Your objective => Copy out each line of the data below in which "legend" appears.

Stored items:
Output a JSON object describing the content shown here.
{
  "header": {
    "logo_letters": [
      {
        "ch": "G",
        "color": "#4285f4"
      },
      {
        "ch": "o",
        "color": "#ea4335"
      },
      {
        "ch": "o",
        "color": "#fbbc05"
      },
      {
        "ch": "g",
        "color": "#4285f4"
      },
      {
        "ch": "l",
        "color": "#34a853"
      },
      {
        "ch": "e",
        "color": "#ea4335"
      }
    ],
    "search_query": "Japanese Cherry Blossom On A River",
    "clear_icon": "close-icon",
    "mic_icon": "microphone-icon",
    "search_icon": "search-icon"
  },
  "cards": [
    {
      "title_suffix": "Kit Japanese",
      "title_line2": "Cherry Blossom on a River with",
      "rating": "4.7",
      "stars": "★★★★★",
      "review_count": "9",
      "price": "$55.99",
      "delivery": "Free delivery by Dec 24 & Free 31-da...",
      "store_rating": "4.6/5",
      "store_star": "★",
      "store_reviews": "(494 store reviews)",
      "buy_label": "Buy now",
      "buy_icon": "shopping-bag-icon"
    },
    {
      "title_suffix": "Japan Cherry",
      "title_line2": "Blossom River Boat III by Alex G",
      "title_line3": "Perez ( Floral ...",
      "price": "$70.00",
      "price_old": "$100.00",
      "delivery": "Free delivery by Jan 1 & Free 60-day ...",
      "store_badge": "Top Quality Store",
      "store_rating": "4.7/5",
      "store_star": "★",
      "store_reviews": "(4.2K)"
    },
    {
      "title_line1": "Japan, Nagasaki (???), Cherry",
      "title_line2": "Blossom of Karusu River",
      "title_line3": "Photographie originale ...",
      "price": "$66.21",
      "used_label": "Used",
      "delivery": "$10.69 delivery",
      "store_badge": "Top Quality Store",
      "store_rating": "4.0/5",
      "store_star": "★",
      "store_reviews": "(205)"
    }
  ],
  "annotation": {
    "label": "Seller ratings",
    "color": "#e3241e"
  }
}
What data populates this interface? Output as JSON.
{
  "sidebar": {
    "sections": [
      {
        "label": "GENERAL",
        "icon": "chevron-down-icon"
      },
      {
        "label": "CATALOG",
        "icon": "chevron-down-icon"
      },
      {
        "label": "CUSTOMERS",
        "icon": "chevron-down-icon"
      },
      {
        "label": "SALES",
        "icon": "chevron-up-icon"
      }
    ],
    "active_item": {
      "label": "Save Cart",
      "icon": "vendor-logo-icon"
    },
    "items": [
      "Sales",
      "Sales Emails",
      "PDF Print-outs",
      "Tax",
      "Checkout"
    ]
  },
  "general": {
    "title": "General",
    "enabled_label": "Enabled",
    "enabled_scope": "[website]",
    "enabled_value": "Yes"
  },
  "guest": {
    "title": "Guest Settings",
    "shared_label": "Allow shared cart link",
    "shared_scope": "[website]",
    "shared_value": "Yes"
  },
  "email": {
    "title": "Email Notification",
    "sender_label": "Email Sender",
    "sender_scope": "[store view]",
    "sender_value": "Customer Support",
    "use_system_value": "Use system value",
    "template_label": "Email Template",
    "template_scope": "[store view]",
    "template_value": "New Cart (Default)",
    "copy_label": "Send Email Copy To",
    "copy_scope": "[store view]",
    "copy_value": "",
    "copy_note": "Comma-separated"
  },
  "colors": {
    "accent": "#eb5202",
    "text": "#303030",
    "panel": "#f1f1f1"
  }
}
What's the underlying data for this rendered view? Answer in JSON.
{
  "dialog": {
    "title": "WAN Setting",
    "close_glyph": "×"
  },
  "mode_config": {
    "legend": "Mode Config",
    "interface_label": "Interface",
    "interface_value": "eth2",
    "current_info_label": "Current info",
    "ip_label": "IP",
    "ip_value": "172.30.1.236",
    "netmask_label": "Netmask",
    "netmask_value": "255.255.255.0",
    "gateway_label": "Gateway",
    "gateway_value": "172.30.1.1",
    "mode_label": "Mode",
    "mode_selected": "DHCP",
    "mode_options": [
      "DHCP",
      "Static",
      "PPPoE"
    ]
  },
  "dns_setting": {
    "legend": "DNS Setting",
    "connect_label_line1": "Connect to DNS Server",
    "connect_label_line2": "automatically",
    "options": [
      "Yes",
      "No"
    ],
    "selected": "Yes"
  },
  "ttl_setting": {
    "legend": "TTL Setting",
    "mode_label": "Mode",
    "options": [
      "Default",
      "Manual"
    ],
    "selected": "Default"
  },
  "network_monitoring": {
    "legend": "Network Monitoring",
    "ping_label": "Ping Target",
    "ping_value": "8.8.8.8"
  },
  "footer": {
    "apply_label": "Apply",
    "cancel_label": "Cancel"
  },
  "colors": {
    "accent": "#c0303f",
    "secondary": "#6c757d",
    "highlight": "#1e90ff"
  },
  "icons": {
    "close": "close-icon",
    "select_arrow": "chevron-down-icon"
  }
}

Result for this exercise =>
    "legend": "Mode Config",
    "legend": "DNS Setting",
    "legend": "TTL Setting",
    "legend": "Network Monitoring",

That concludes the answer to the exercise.